Tuesday, July 31, 2012

Whence the Literary Bankers?

Last week my friend Robert sent me the following email:

The nineteenth century novel is the closest thing we have to a literature of capitalism. One of the stock characters was the businessman or his son who due to the vicissitudes of life, a run of bad luck, or weak character turns to gambling, becomes addicted and ultimately looses everything. In some novels a rich relative might bail them out, or wife and family might bring them to reason, while others ended in tragic ruin. The melodramatic and Weberian moral was obvious. Today we have a post-capitalist literature, which rarely deals with the virtues and vices of the business world. And yet here before us are all these bankers, addicted to gambling, relying on government to bail them out, with their decaying character laid bare before the public. Where are our Dickens, Balzac, Dostoyevsky, Trollop?

I replied:

What is our closest analogue—something like American Psycho by Brett Easton Ellis? That book belongs to a more confident (pre-lapsarian?) era in American finance. But then the scary thought is that perhaps, despite the crisis, nothing has really changed and the world of American Psycho still exists.
More recently John Lanchester wrote a book called Capital which takes the banking crisis as its plot fulcrum and which I have heard good things about but have not read. Also: Red Plenty, by Francis Spufford, whose subject is not banking at all but the promise and failure of the Kruschev era soviet system; but here the financial crisis is the obvious, if unmentioned, prime mover. It's curious: the book which says maybe the most interesting things about the financial crisis happens to be a book about communism.
Perhaps the failure of finance is too obvious and banal to make compelling fiction—like a mystery novel, if the identity of the killer is already clear after the first chapter.
I've heard people say that nowadays, the production of English language fiction is split between New York and London on the one hand, and Iowa (the most famous MFA program) on the other. If that is true, then the literary problem can be reduced to one of geography: half of our writers are too close to finance to write about it, while the other half are too far away.

Robert sent back:

The thing about capitalism in nineteenth century novels is that it was very much the environment in which the character existed. Nicholas Nickleby has characters that are involved in making loans to businesses, there is a great deal of information about what they are doing as it is part of the plot, Also Dickens did have strong opinions about people who lived only to make money but functioning in the business world was a part of the story. The French are thick with business Stendhal, Balzac, Flaubert all have capitalist characters central to their stories.
In the 20th century John O’Hara often wrote with a strong capitalist business background as of course did Sinclair Lewis but not Hemingway, Fitzgerald, Steinbeck (East of Eden???), Faulkner, Nabokov, Proust, Forester, …

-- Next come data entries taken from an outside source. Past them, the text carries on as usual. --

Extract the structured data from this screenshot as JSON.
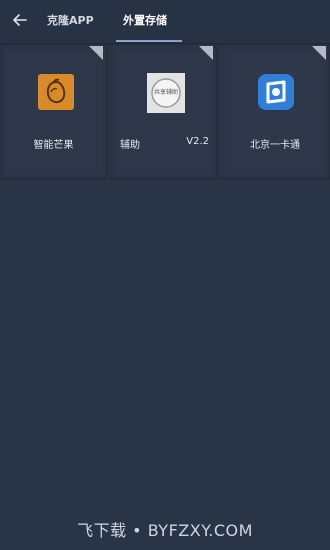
{
  "header": {
    "tabs": [
      {
        "label": "克隆APP"
      },
      {
        "label": "外置存储"
      }
    ],
    "active_tab": "外置存储"
  },
  "apps": [
    {
      "label": "智能芒果",
      "icon": "mango-app-icon"
    },
    {
      "label_left": "辅助",
      "label_right": "V2.2",
      "icon": "assistant-app-icon",
      "icon_text": "共享辅助"
    },
    {
      "label": "北京一卡通",
      "icon": "beijing-card-app-icon"
    }
  ],
  "watermark": "飞下载 • BYFZXY.COM",
  "colors": {
    "background": "#2a3447",
    "tab_underline": "#8fa3c6",
    "mango_icon": "#d98b2b",
    "card_icon": "#2f7fd8"
  }
}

What do you think?

Posted by Jarad

1 comment:

  1. This is to the point:

    “The journalism world, a collection pool for the few Harvard College graduates who rebelliously reject law or consulting careers but hardly have to make it the hard way (the New York Times, notably, reserves a junior reporter job or two each year for graduating staffers of the Harvard Crimson), has been thorough in its anti-journalistic investigations of the perps behind the ’08 crash—low-income mortgage holders, minorities, recipients of unemployment benefits, Congressman Barney Frank, and unionized public school teachers, to name only a few major players in this shadowy network—while the ever upward-falling meritocracy of high finance has been deemed too petulant to fail.”
    - Jim Newell in The Baffler


    If this is right, then the diagnosis extends to the world of the novel; there is no reason the subtle force of meritocratic solidarity should corrupt members of the literary establishment (star authors, publishers, agents) less readily than it seduces journalists.

    I happen to think it is wrong. Bourdieu says there is a basic antagonism between cultural and financial elites. The cultural elite are “the oppressed portion of the dominant class.” Writers, artists, and academics sit on the steps (or perhaps, across the street) of the halls of institutional power, while inside the investment bankers grease the palms of the politicians. The outsiders seek a sort of revenge by accumulating the currency of useless but prestigious knowledge. The insiders glance outside once in a while to see the spectacle, and otherwise leave the outsiders alone to play in their sandboxes.

    But my faith in this binary categorization is weakening. Certainly, when I was in school, it seemed correct. The creative types despised the finance-bound; the finance people mostly ignored us. But in my work experience I’ve seen much less passionate hatred towards the business-minded from my colleagues, and much more disdainful distance. For instance, at the New Republic the writers and editors disliked finance in the abstract. But there was no real cultural animosity towards the wealthy. And it was not just that many staff writers were sons and daughters of the wealthy themselves. I think the magazine’s culture of professional gentility was not really compatible with out and out resentment towards money. But why?